So DARPA’s feeling a little overwhelmed by the blizzard of data at its disposal. All that telemetry. All those intercepted signals. All those eyes in the sky and ears to the ground, sucking up the terabytes so fast they can barely slap new storage into place in time to catch it all. And that’s just collecting the stuff. What about actually analyzing it?
Well, DARPA’s a government bureaucracy, so obviously the first step is to create a whole new department: the Mathematics of Sensing, Exploitation, and Execution Program. Then you call for bids on a specific deliverable, to wit: a unified mathematical language for everything the military sees or hears, to get the “economy and efficiency that derives from an intrinsic, objective-driven unification of sensing and exploitation”.
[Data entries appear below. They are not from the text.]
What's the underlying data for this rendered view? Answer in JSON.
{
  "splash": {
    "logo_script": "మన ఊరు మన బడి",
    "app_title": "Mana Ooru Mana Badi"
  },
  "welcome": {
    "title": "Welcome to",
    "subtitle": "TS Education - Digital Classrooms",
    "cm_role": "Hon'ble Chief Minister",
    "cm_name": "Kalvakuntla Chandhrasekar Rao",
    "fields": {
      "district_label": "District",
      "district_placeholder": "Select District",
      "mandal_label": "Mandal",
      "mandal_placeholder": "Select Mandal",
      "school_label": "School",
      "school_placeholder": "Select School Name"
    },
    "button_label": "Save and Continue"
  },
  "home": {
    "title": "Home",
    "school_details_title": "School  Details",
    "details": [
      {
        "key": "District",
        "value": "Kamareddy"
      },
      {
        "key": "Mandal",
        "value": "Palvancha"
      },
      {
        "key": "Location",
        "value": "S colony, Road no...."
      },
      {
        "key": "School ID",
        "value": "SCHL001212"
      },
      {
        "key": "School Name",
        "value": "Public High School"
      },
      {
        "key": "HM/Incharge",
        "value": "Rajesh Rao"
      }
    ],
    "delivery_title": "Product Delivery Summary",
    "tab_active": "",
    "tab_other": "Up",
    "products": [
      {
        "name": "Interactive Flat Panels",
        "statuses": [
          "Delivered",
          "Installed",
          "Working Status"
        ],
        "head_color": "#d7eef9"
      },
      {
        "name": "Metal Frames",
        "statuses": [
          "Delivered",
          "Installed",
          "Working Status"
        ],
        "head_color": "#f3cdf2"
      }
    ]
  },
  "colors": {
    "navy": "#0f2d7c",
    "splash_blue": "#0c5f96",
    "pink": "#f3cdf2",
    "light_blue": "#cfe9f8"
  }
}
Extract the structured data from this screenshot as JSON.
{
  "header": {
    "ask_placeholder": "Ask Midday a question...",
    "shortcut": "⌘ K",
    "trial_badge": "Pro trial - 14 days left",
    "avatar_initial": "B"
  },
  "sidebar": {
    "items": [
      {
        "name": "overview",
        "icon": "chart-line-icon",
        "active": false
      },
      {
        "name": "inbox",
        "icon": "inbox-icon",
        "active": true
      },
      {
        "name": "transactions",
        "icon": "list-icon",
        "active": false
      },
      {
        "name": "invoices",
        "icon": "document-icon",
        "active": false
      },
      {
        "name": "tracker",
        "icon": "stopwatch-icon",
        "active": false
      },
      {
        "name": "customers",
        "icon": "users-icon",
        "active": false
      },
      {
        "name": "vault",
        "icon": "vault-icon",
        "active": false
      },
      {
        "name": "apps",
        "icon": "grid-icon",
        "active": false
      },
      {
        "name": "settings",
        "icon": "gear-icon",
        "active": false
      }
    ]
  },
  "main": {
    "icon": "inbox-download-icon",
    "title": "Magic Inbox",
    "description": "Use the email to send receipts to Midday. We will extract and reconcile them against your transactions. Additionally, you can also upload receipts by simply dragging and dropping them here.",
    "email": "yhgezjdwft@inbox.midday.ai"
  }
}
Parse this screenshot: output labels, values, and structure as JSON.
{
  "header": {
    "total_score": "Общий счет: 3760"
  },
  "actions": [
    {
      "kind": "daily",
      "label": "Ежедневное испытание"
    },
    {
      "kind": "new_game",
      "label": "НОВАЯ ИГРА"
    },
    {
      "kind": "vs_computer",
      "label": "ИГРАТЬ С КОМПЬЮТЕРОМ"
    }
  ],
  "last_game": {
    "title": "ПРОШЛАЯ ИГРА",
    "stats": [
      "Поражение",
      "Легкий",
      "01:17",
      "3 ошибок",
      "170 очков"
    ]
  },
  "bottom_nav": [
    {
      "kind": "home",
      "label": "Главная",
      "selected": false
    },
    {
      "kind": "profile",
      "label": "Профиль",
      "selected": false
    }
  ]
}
Wired puts it more eloquently:
“existence is, to a sensor, what William James called a “blooming, buzzing confusion“: an unmediated series of events to be vacuumed up, leaving an analyst overloaded with unsorted data. Wouldn’t it be better if a sensor could be taught how to filter the world through a perceptual prism, anticipating what the analyst needs to know?”
Um, no. Or at least, maybe not. At least I think I disagree.
The thing is, we’re pretty much dealing with a description of how the human brain works: a filter, which by definition excludes most of your data. A prism, which refracts and distorts reality for the sake of more elegant and conspicuous highlights. And the problem with that is, well, the same problem we have with our brains. Unseen blind spots in the middle of the visual field. Phantom limbs. The unconscious rejection of anything the brain’s front lines regards as anomalous or improbable; if you’ve hung around here long enough, you already know how easily the conscious mind simply ignores everything from disappearing buildings to people in gorilla suits (if you haven’t hung around long enough, check out these demos from the University of Illinois’s Visual Cognition Lab). Hell, if the wrong part of your brain bleeds out you’ll even deny the existence of half your own body.
Brains are optimized (insofar as natural selection “optimizes” anything) for short-term survival, not objective truth. If believing absurd falsehoods increase the odds of getting laid or avoiding predators, your brain will believe those falsehoods with all its metaphorical little heart. And there’s a difference between parsing the Pleistocene savannah with an eye to remaining uneaten, and processing a million tactical inputs from landlines and geostationary satellites and everything in between with an eye to maintaining political stability in the Middle East. It may even be a significant difference, requiring fundamentally different modes of pattern-matching.
Because that’s what DARPA’s really talking about here: not analysis per sé (which will still be done by the generals), but the preliminary massaging, the distillation of an Executive Summary to highlight the salient points. Our brains already filter out ninety percent of sensory input in the name of high-grading the Important stuff; now we’re going to stick software in front to filter out ninety percent of that raw input up front. Maybe it’s an inevitable consequence of information overload; the data pipe is so thick that by now it’s physically impossible to analyze even a fraction of it before changing events render it all irrelevant.
But sometimes buildings do disappear, and the world can change as a result. And I wonder if adding even more reflexive filters blinding us to such events is the best way to go.
If I ever commit a terrorist attack, maybe I’ll dress up in a gorilla suit first.